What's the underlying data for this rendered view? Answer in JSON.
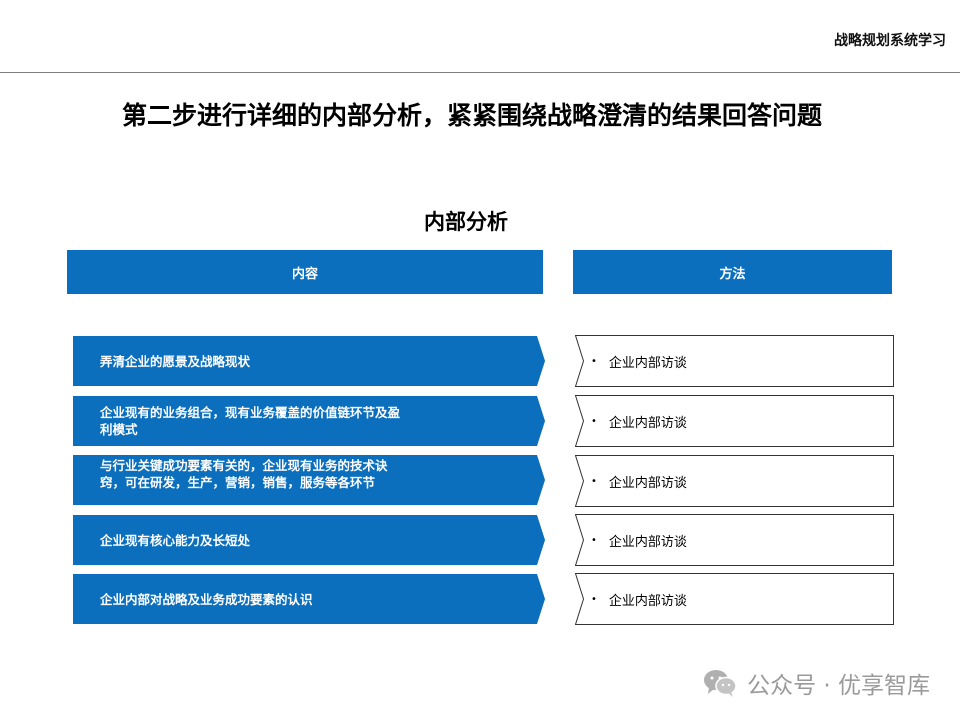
{
  "header": {
    "title": "战略规划系统学习"
  },
  "slide": {
    "title": "第二步进行详细的内部分析，紧紧围绕战略澄清的结果回答问题",
    "section_title": "内部分析"
  },
  "columns": {
    "content": "内容",
    "method": "方法"
  },
  "rows": [
    {
      "content": "弄清企业的愿景及战略现状",
      "method": "企业内部访谈"
    },
    {
      "content": "企业现有的业务组合，现有业务覆盖的价值链环节及盈利模式",
      "method": "企业内部访谈"
    },
    {
      "content": "与行业关键成功要素有关的，企业现有业务的技术诀窍，可在研发，生产，营销，销售，服务等各环节",
      "method": "企业内部访谈"
    },
    {
      "content": "企业现有核心能力及长短处",
      "method": "企业内部访谈"
    },
    {
      "content": "企业内部对战略及业务成功要素的认识",
      "method": "企业内部访谈"
    }
  ],
  "watermark": {
    "text": "公众号 · 优享智库",
    "icon": "wechat-icon"
  },
  "colors": {
    "accent": "#0b6fbe",
    "border": "#333333",
    "watermark": "#9a9a9a"
  }
}
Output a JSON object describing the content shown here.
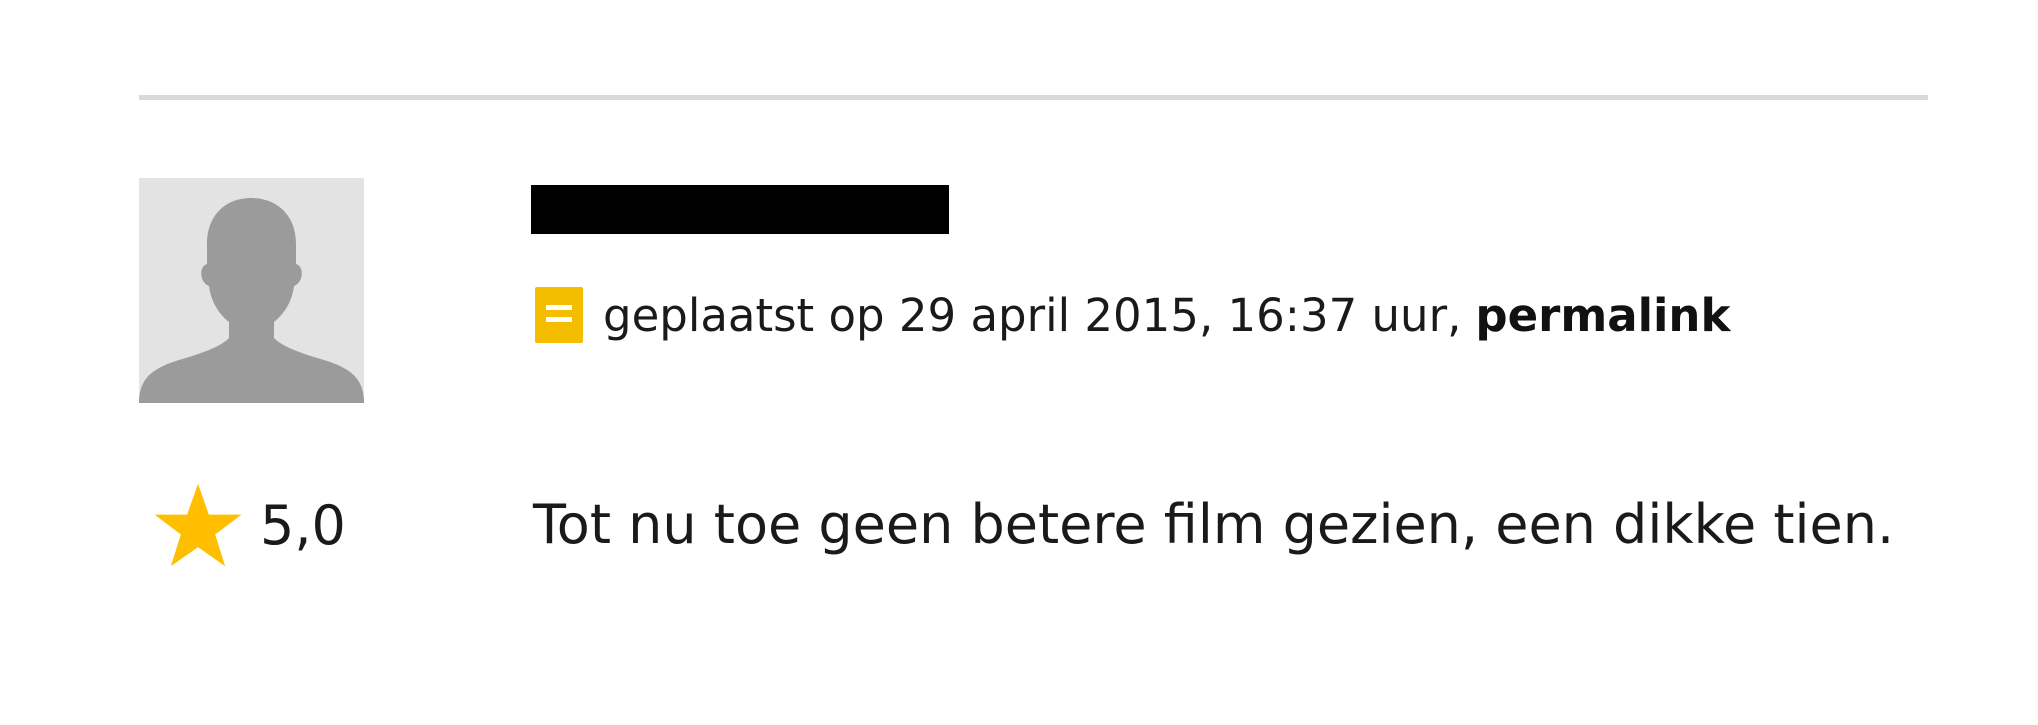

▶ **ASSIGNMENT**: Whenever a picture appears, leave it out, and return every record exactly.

▶ **ANSWER TO THIS PROBLEM**:
What's the underlying data for this rendered view? Answer in JSON.
{
  "header": {
    "title": "战略规划系统学习"
  },
  "slide": {
    "title": "第二步进行详细的内部分析，紧紧围绕战略澄清的结果回答问题",
    "section_title": "内部分析"
  },
  "columns": {
    "content": "内容",
    "method": "方法"
  },
  "rows": [
    {
      "content": "弄清企业的愿景及战略现状",
      "method": "企业内部访谈"
    },
    {
      "content": "企业现有的业务组合，现有业务覆盖的价值链环节及盈利模式",
      "method": "企业内部访谈"
    },
    {
      "content": "与行业关键成功要素有关的，企业现有业务的技术诀窍，可在研发，生产，营销，销售，服务等各环节",
      "method": "企业内部访谈"
    },
    {
      "content": "企业现有核心能力及长短处",
      "method": "企业内部访谈"
    },
    {
      "content": "企业内部对战略及业务成功要素的认识",
      "method": "企业内部访谈"
    }
  ],
  "watermark": {
    "text": "公众号 · 优享智库",
    "icon": "wechat-icon"
  },
  "colors": {
    "accent": "#0b6fbe",
    "border": "#333333",
    "watermark": "#9a9a9a"
  }
}
Output a JSON object describing the content shown here.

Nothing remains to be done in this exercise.